The traditional cerebellum's role has been linked to the high computational demands for sensorimotor control. However, several findings have pointed to its involvement in executive and emotional functions in the last decades. First in 2009 and then, in 2016, we raised why we should consider the cerebellum when thinking about drug addiction. A decade later, mounting evidence strongly suggests the cerebellar involvement in this disorder. Nevertheless, direct evidence is still partial and related mainly to drug-induced reward memory, but recent results about cerebellar functions may provide new insights into its role in addiction. The present review does not intend to be a compelling revision on available findings, as we did in the two previous reviews. This minireview focuses on specific findings of the cerebellum's role in drug-related reward memories and the way ahead for future research. The results discussed here provide grounds for involving the cerebellar cortex's apical region in regulating behavior driven by drug-cue associations.
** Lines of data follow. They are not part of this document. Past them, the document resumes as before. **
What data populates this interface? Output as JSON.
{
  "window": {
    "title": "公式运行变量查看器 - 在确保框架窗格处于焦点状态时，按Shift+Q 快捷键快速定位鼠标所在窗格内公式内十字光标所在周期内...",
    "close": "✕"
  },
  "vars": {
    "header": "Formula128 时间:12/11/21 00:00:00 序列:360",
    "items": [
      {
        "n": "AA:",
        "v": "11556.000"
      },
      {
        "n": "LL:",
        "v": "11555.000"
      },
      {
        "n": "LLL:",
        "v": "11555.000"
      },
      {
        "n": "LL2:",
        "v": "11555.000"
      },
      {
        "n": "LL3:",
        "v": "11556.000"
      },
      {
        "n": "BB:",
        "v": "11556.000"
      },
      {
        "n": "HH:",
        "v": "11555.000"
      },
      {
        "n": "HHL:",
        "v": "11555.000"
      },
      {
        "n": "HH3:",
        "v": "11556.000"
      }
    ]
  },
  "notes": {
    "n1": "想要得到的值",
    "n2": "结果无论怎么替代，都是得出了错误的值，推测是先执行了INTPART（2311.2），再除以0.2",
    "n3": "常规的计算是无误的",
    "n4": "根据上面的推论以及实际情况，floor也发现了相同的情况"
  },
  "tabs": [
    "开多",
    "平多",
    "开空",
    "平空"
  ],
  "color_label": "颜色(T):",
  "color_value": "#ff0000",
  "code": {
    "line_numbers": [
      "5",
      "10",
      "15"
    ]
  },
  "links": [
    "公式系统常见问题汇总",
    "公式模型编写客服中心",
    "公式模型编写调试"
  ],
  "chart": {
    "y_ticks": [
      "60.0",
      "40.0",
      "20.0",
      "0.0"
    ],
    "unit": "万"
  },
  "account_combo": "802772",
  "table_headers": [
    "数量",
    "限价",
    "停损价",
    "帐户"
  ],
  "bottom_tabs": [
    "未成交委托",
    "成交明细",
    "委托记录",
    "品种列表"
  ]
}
They also suggest that the cerebellar cortex dysfunction may facilitate drug-induced learning by increasing glutamatergic output from the deep cerebellar nucleus (DCN) to the ventral tegmental area (VTA) and neural activity in its projecting areas.
Keywords: cerebellum; drug addiction; goal-directed behavior; habit; prefrontal cortex; striatum; ventral tegmental area.
Copyright © 2020 Miquel, Gil-Miravet and Guarque-Chabrera.